FCA to deploy expanded technology solutions

As a key factor behind the Financial Conduct Authority’s (FCA) “improved efficiency” during the last year, the organisation has announced plans to deploy expanded technology solutions going forward.

The FCA’s chief executive Nikhil Rathi revealed that “significant progress” had been made on the authority’s backlog due to the investment in automation. Rathi also praises the FCA’s increasingly robust gateway after lessons learned from independent reviews. Currently, one in five firms are initially rejected for authorisation, compared to one in 14 in 2021.

During a speech regarding the role of the body in the context of the UK’s changing regulatory landscape, Rathi said that the past two years had been punctuated by multiple “one in a hundred-year” events.

A number of unprecedented disruptive market events have also occurred, including the default of Archegos and the “extreme turbulence” in the commodity and fixed income markets.

In each case there was significant use of leverage — sometimes hidden leverage — concentrated counterparty risk and margin modelling based on periods which did not address the stresses that “crystallised”, said Rathi.

Reviewing each event, Rathi highlighted a need for better regulatory and risk reporting, as well as domestic and international oversight — a focus for the authority.

The chief executive also noted the FCA’s current work with the Bank of England on the use of artificial intelligence (AI) in the regulatory framework.
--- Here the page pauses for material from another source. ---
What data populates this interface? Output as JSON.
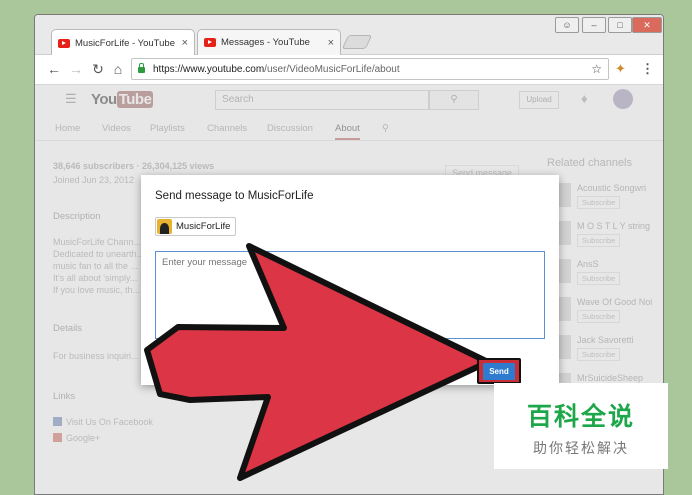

The FCA’s AI discussion paper examines the benefits, risks and suggested solutions regarding this technology, and encourages the industry to engage with the paper to create the right framework for the future.

Similarly, the regulator’s consultation paper on Big Tech examines the innovation that tech giants could bring to financial services, as well as the risks of their potential dominance which could harm consumer outcomes. The consultation process will inform the FCA’s approach to digital markets.
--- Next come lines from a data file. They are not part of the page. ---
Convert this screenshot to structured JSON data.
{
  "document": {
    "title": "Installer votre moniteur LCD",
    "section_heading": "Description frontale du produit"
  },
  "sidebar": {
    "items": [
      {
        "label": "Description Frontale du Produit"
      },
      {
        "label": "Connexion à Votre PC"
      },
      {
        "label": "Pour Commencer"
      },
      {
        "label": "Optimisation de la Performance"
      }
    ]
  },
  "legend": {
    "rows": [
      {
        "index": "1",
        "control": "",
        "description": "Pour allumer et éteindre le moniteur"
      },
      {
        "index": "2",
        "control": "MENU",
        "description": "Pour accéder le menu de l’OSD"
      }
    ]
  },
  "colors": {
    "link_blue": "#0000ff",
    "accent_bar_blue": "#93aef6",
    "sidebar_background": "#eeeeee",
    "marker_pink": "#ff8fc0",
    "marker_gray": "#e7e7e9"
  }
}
In response, Dr Henry Balani, global head of industry and regulatory affairs for Encompass Corporation, comments: “Amidst a turbulent economy and a complicated geopolitical landscape, the UK faces uncertain and challenging times.

“It is essential that businesses and the government remain committed to upholding the highest regulatory standards and encouraging innovation as a key component in order to achieve as much stability and growth as possible — now and in the future.”
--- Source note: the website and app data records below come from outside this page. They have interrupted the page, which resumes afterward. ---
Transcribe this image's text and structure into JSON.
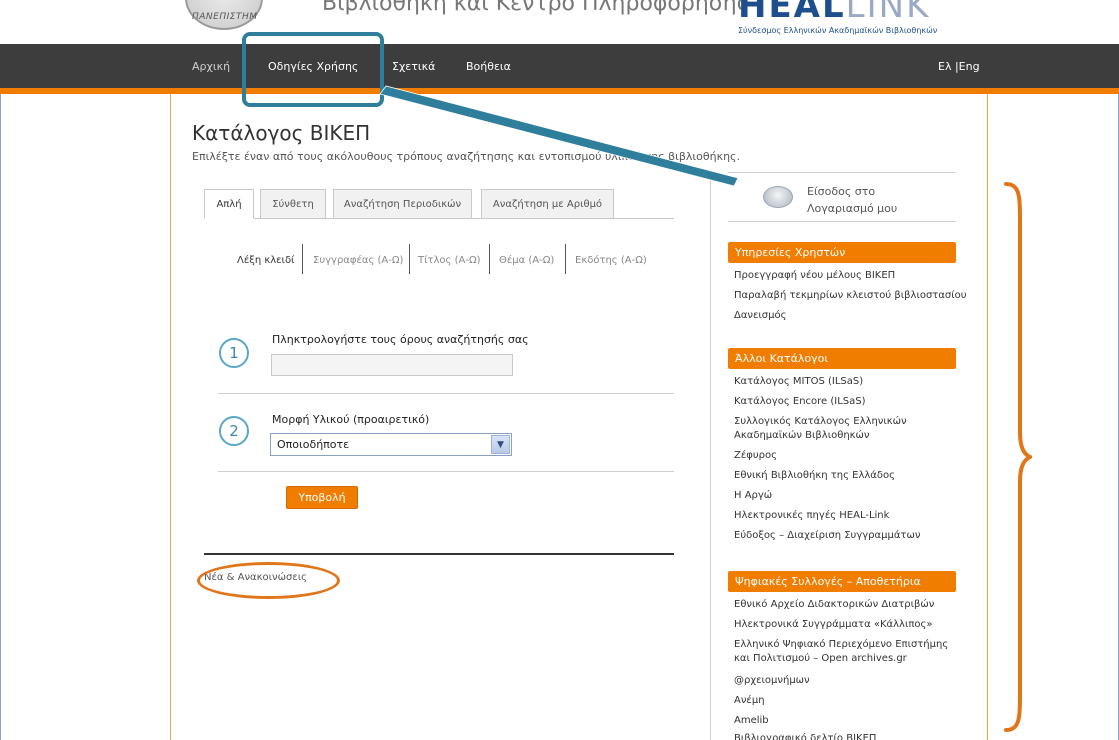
{
  "header": {
    "seal_text": "ΠΑΝΕΠΙΣΤΗΜ",
    "site_title": "Βιβλιοθήκη και Κέντρο Πληροφόρησης",
    "heal_logo_main": "HEAL",
    "heal_logo_link": "LINK",
    "heal_subtitle": "Σύνδεσμος Ελληνικών Ακαδημαϊκών Βιβλιοθηκών"
  },
  "nav": {
    "home": "Αρχική",
    "guide": "Οδηγίες Χρήσης",
    "about": "Σχετικά",
    "help": "Βοήθεια",
    "lang": "Ελ |Eng"
  },
  "main": {
    "title": "Κατάλογος ΒΙΚΕΠ",
    "subtitle": "Επιλέξτε έναν από τους ακόλουθους τρόπους αναζήτησης και εντοπισμού υλικού της βιβλιοθήκης.",
    "tabs": [
      "Απλή",
      "Σύνθετη",
      "Αναζήτηση Περιοδικών",
      "Αναζήτηση με Αριθμό"
    ],
    "subtabs": [
      "Λέξη κλειδί",
      "Συγγραφέας (Α-Ω)",
      "Τίτλος (Α-Ω)",
      "Θέμα (Α-Ω)",
      "Εκδότης (Α-Ω)"
    ],
    "step1_num": "1",
    "step1_label": "Πληκτρολογήστε τους όρους αναζήτησής σας",
    "search_value": "",
    "step2_num": "2",
    "step2_label": "Μορφή Υλικού (προαιρετικό)",
    "material_selected": "Οποιοδήποτε",
    "submit": "Υποβολή",
    "news_title": "Νέα & Ανακοινώσεις"
  },
  "sidebar": {
    "login": "Είσοδος στο Λογαριασμό μου",
    "sections": [
      {
        "title": "Υπηρεσίες Χρηστών",
        "links": [
          "Προεγγραφή νέου μέλους ΒΙΚΕΠ",
          "Παραλαβή τεκμηρίων κλειστού βιβλιοστασίου",
          "Δανεισμός"
        ]
      },
      {
        "title": "Άλλοι Κατάλογοι",
        "links": [
          "Κατάλογος MITOS (ILSaS)",
          "Κατάλογος Encore (ILSaS)",
          "Συλλογικός Κατάλογος Ελληνικών",
          "Ακαδημαϊκών Βιβλιοθηκών",
          "Ζέφυρος",
          "Εθνική Βιβλιοθήκη της Ελλάδος",
          "Η Αργώ",
          "Ηλεκτρονικές πηγές HEAL-Link",
          "Εύδοξος – Διαχείριση Συγγραμμάτων"
        ]
      },
      {
        "title": "Ψηφιακές Συλλογές – Αποθετήρια",
        "links": [
          "Εθνικό Αρχείο Διδακτορικών Διατριβών",
          "Ηλεκτρονικά Συγγράμματα «Κάλλιπος»",
          "Ελληνικό Ψηφιακό Περιεχόμενο Επιστήμης",
          "και Πολιτισμού – Open archives.gr",
          "@ρχειομνήμων",
          "Ανέμη",
          "Amelib",
          "Βιβλιογραφικό δελτίο ΒΙΚΕΠ"
        ]
      }
    ]
  },
  "colors": {
    "accent": "#f07d00",
    "nav_bg": "#3d3d3d",
    "annotation_blue": "#2f7e9c",
    "annotation_orange": "#e07619"
  }
}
Balani notes that there is much to be done to further improve the regulatory framework and overall compliance in the UK. He concludes: “As we progress, we must continue to focus not only on regulatory oversight, but also on fostering innovation and the use of the latest in technology to assist businesses when it comes to their own compliance processes as the landscape evolves.”